Home > Dispatches > Daily Dispatches 2019 >Daily Dispatch #250

September 10, 2019: Bravery

I have been told by some who don’t know me well, but have heard of some of the things I’ve done, that I am a very brave person. Hearing this, I’ve raised my eyebrows, and then quickly changed the subject. The truth be known, I am not a brave person at all. I do things, but for the most part, I live in a state of abject fear.

This is why I am putting off having my fractured tooth pulled. The thought of having this done absolutely terrifies me. Well, yesterday my worst fears, that it was going to be yanked out soon, sent me into a tailspin.

The dental receptionist called me and we set an appointment time; this was the day after I arrived home from my trip. I assumed that we’d talk about what needed to be done. I had abandoned my invisalign/quasi brace work while on the trip – I soon discovered that putting in and removing those things while out on the trail was near impossible. I arrived at the dentist, and after a short wait, I followed the technician to the dental chair, and sat down. Above me, on a screen, was an image of my fractured tooth. I don’t know the technician’s name – I call him Vladimir because he speaks with a Russian accent.

Alys and Raudi

His first words are “I need to go over extraction procedures with you.” Hearing this, my sympathetic nervous system went into overdrive. My heart rate increased, my eyes dilated, and I started to sweat. “No!” I yelled, adding in a softer voice, “It’s not coming out today.” My sense of alarm alarmed Vladimir, who exited the room. The dentist, who was in the adjoining room, pulled down his mask and stuck his head around the corner.

“We have to talk first,” I said. “It’s not coming out today, is it?”

“No, no,” he said, adding “be with you in a minute.”

Several minutes later Dr. Gerr appeared at my side and asked me how my trip had gone. I provided him with a few particulars then made a conversational leap over a small creek, telling him that it was not possible to take the retainers in and out on the trail. He patted my arm reassuringly, and then said that we’d finish up with the series.

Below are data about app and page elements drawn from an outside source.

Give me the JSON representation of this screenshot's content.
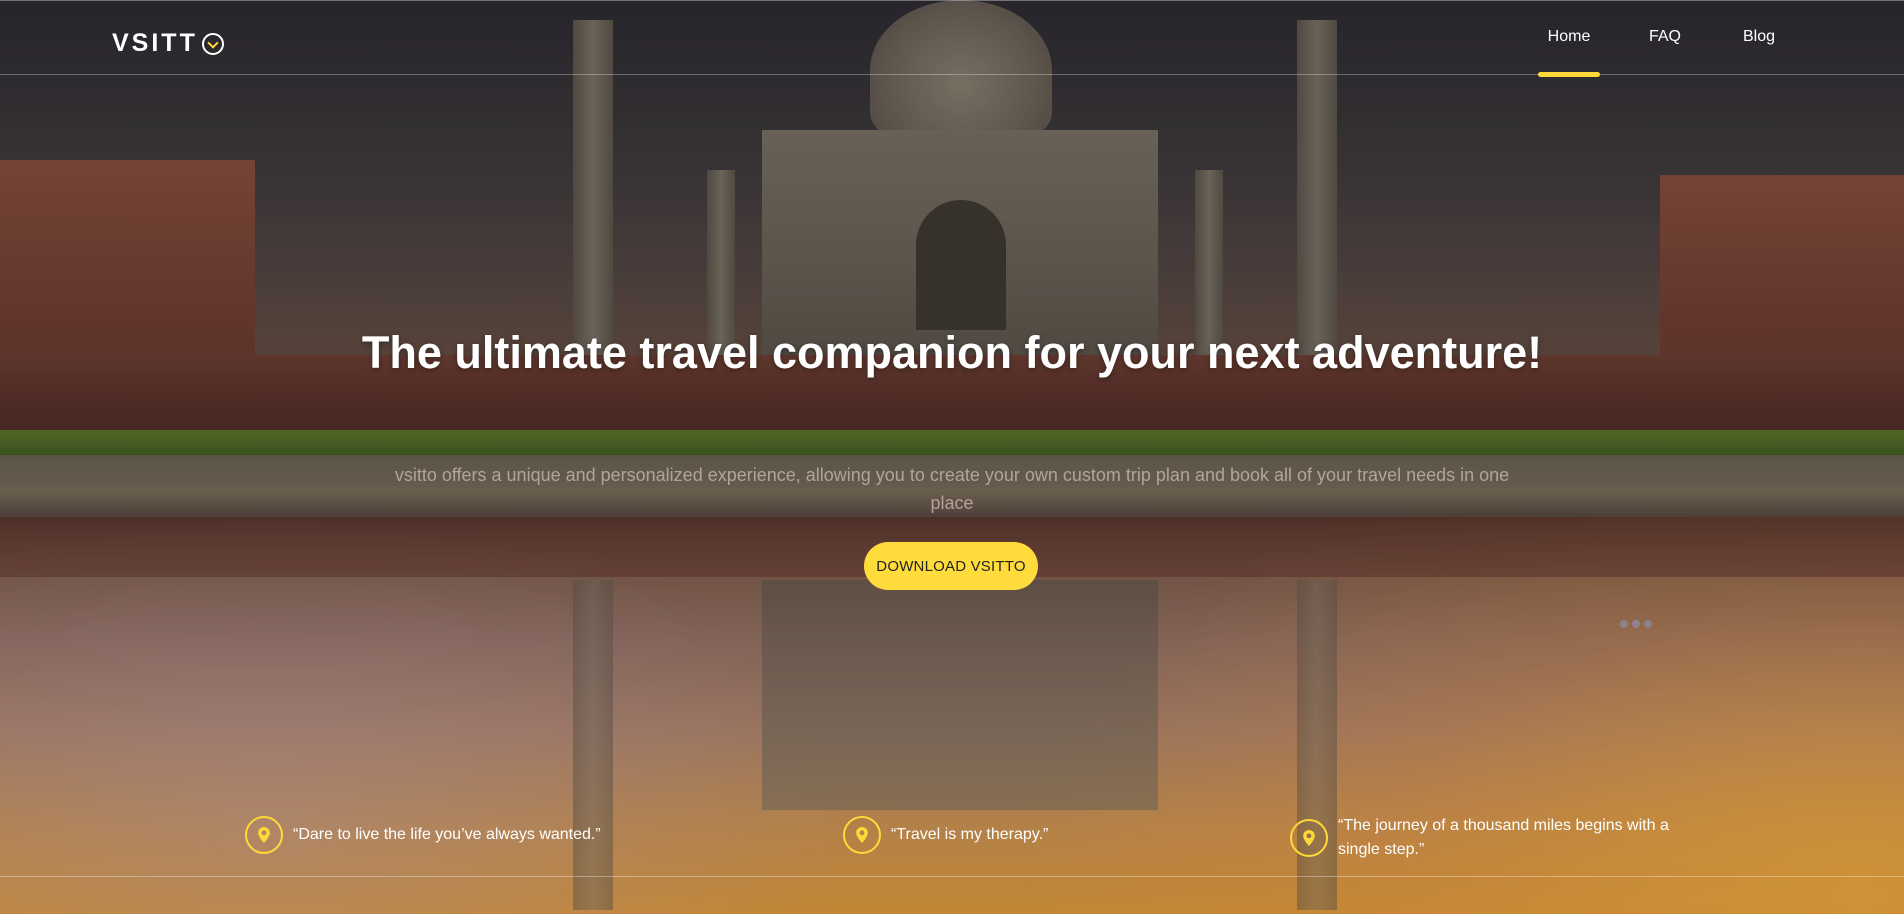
{
  "brand": {
    "logo_text": "VSITT"
  },
  "nav": {
    "items": [
      {
        "label": "Home",
        "active": true
      },
      {
        "label": "FAQ",
        "active": false
      },
      {
        "label": "Blog",
        "active": false
      }
    ]
  },
  "hero": {
    "headline": "The ultimate travel companion for your next adventure!",
    "subtext": "vsitto offers a unique and personalized experience, allowing you to create your own custom trip plan and book all of your travel needs in one place",
    "cta_label": "DOWNLOAD VSITTO"
  },
  "quotes": [
    {
      "text": "“Dare to live the life you’ve always wanted.”",
      "icon": "map-pin-icon"
    },
    {
      "text": "“Travel is my therapy.”",
      "icon": "map-pin-icon"
    },
    {
      "text": "“The journey of a thousand miles begins with a single step.”",
      "icon": "map-pin-icon"
    }
  ],
  "colors": {
    "accent": "#ffdc3c",
    "text": "#ffffff"
  }
}
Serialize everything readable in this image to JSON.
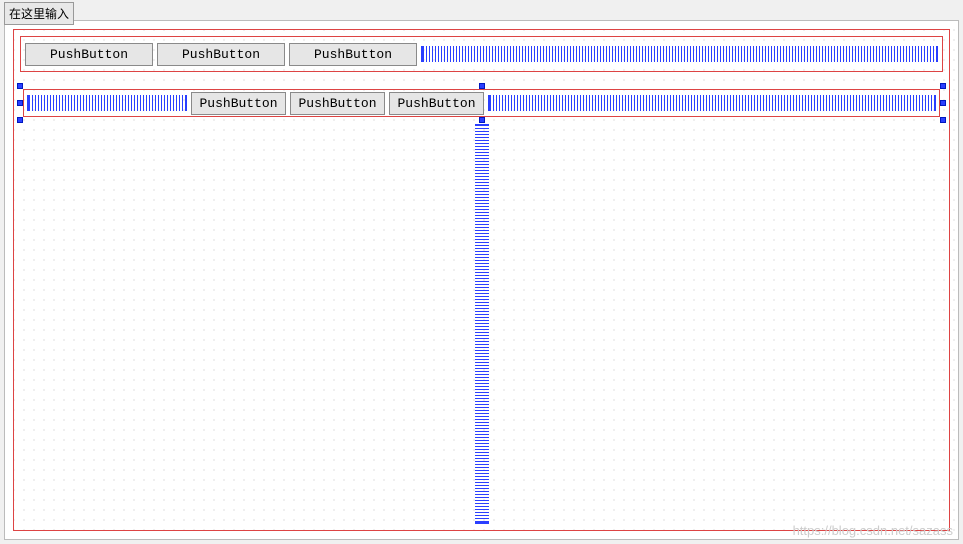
{
  "title": "在这里输入",
  "row1": {
    "buttons": [
      {
        "label": "PushButton"
      },
      {
        "label": "PushButton"
      },
      {
        "label": "PushButton"
      }
    ]
  },
  "row2": {
    "buttons": [
      {
        "label": "PushButton"
      },
      {
        "label": "PushButton"
      },
      {
        "label": "PushButton"
      }
    ]
  },
  "watermark": "https://blog.csdn.net/sazass"
}
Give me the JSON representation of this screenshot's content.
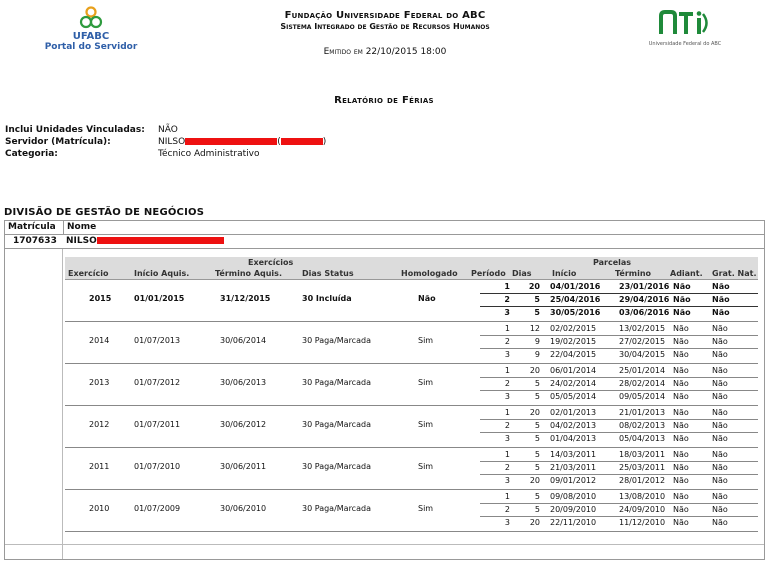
{
  "header": {
    "org_short": "UFABC",
    "portal": "Portal do Servidor",
    "title1": "Fundação Universidade Federal do ABC",
    "title2": "Sistema Integrado de Gestão de Recursos Humanos",
    "emitted": "Emitido em 22/10/2015 18:00",
    "nti_caption": "Universidade Federal do ABC"
  },
  "report_title": "Relatório de Férias",
  "info": {
    "vinc_label": "Inclui Unidades Vinculadas:",
    "vinc_value": "NÃO",
    "servidor_label": "Servidor (Matrícula):",
    "servidor_value": "NILSO",
    "servidor_open": "(",
    "servidor_close": ")",
    "categoria_label": "Categoria:",
    "categoria_value": "Técnico Administrativo"
  },
  "section_title": "DIVISÃO DE GESTÃO DE NEGÓCIOS",
  "outer_headers": {
    "matricula": "Matrícula",
    "nome": "Nome"
  },
  "servidor_row": {
    "matricula": "1707633",
    "nome": "NILSO"
  },
  "group_headers": {
    "exercicios": "Exercícios",
    "parcelas": "Parcelas"
  },
  "columns": {
    "exercicio": "Exercício",
    "inicio_aquis": "Início Aquis.",
    "termino_aquis": "Término Aquis.",
    "dias_status": "Dias Status",
    "homologado": "Homologado",
    "periodo": "Período",
    "dias": "Dias",
    "inicio": "Início",
    "termino": "Término",
    "adiant": "Adiant.",
    "grat": "Grat. Nat."
  },
  "rows": [
    {
      "exercicio": "2015",
      "inicio": "01/01/2015",
      "termino": "31/12/2015",
      "dias_status": "30 Incluída",
      "homologado": "Não",
      "bold": true,
      "parcelas": [
        {
          "p": "1",
          "d": "20",
          "i": "04/01/2016",
          "t": "23/01/2016",
          "a": "Não",
          "g": "Não"
        },
        {
          "p": "2",
          "d": "5",
          "i": "25/04/2016",
          "t": "29/04/2016",
          "a": "Não",
          "g": "Não"
        },
        {
          "p": "3",
          "d": "5",
          "i": "30/05/2016",
          "t": "03/06/2016",
          "a": "Não",
          "g": "Não"
        }
      ]
    },
    {
      "exercicio": "2014",
      "inicio": "01/07/2013",
      "termino": "30/06/2014",
      "dias_status": "30 Paga/Marcada",
      "homologado": "Sim",
      "bold": false,
      "parcelas": [
        {
          "p": "1",
          "d": "12",
          "i": "02/02/2015",
          "t": "13/02/2015",
          "a": "Não",
          "g": "Não"
        },
        {
          "p": "2",
          "d": "9",
          "i": "19/02/2015",
          "t": "27/02/2015",
          "a": "Não",
          "g": "Não"
        },
        {
          "p": "3",
          "d": "9",
          "i": "22/04/2015",
          "t": "30/04/2015",
          "a": "Não",
          "g": "Não"
        }
      ]
    },
    {
      "exercicio": "2013",
      "inicio": "01/07/2012",
      "termino": "30/06/2013",
      "dias_status": "30 Paga/Marcada",
      "homologado": "Sim",
      "bold": false,
      "parcelas": [
        {
          "p": "1",
          "d": "20",
          "i": "06/01/2014",
          "t": "25/01/2014",
          "a": "Não",
          "g": "Não"
        },
        {
          "p": "2",
          "d": "5",
          "i": "24/02/2014",
          "t": "28/02/2014",
          "a": "Não",
          "g": "Não"
        },
        {
          "p": "3",
          "d": "5",
          "i": "05/05/2014",
          "t": "09/05/2014",
          "a": "Não",
          "g": "Não"
        }
      ]
    },
    {
      "exercicio": "2012",
      "inicio": "01/07/2011",
      "termino": "30/06/2012",
      "dias_status": "30 Paga/Marcada",
      "homologado": "Sim",
      "bold": false,
      "parcelas": [
        {
          "p": "1",
          "d": "20",
          "i": "02/01/2013",
          "t": "21/01/2013",
          "a": "Não",
          "g": "Não"
        },
        {
          "p": "2",
          "d": "5",
          "i": "04/02/2013",
          "t": "08/02/2013",
          "a": "Não",
          "g": "Não"
        },
        {
          "p": "3",
          "d": "5",
          "i": "01/04/2013",
          "t": "05/04/2013",
          "a": "Não",
          "g": "Não"
        }
      ]
    },
    {
      "exercicio": "2011",
      "inicio": "01/07/2010",
      "termino": "30/06/2011",
      "dias_status": "30 Paga/Marcada",
      "homologado": "Sim",
      "bold": false,
      "parcelas": [
        {
          "p": "1",
          "d": "5",
          "i": "14/03/2011",
          "t": "18/03/2011",
          "a": "Não",
          "g": "Não"
        },
        {
          "p": "2",
          "d": "5",
          "i": "21/03/2011",
          "t": "25/03/2011",
          "a": "Não",
          "g": "Não"
        },
        {
          "p": "3",
          "d": "20",
          "i": "09/01/2012",
          "t": "28/01/2012",
          "a": "Não",
          "g": "Não"
        }
      ]
    },
    {
      "exercicio": "2010",
      "inicio": "01/07/2009",
      "termino": "30/06/2010",
      "dias_status": "30 Paga/Marcada",
      "homologado": "Sim",
      "bold": false,
      "parcelas": [
        {
          "p": "1",
          "d": "5",
          "i": "09/08/2010",
          "t": "13/08/2010",
          "a": "Não",
          "g": "Não"
        },
        {
          "p": "2",
          "d": "5",
          "i": "20/09/2010",
          "t": "24/09/2010",
          "a": "Não",
          "g": "Não"
        },
        {
          "p": "3",
          "d": "20",
          "i": "22/11/2010",
          "t": "11/12/2010",
          "a": "Não",
          "g": "Não"
        }
      ]
    }
  ]
}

Dr. Gerr took one of the retainers I had on hand and inserted one on my uppers. The pain nearly sent me through the roof. “Hurts,” I yelled. He removed it and told Vladimir, who’d appeared on my other side, to take some new scans. Hearing this, my parasympathetic nervous system took over. I relaxed and let out a loud sigh.

There. Extraction averted, and averted further when Vlad told me that it would be a few weeks before the new retainers arrived. Hearing this, I suppressed my euphoria. However, I again became fearful after asking him to tell me what the extraction would entail. He pointed to the screen and said that extracting the tooth might be difficult because I’d had a root canal, and therefore the tooth was fragile, meaning (my words) they will have to dig around for the pieces.

“You’ll have to put me out for this,” I said.

“Yes, yes, IV, Nitrous, some syrup,” he said.

I left the room post haste. Like I said at the beginning of this dispatch, I am not a brave person, nor will I ever be.

Next: 251. 9/11/19: Tinni fra Hellistandi

Horse Care Home About Us Dispatches Trips Alys's Articles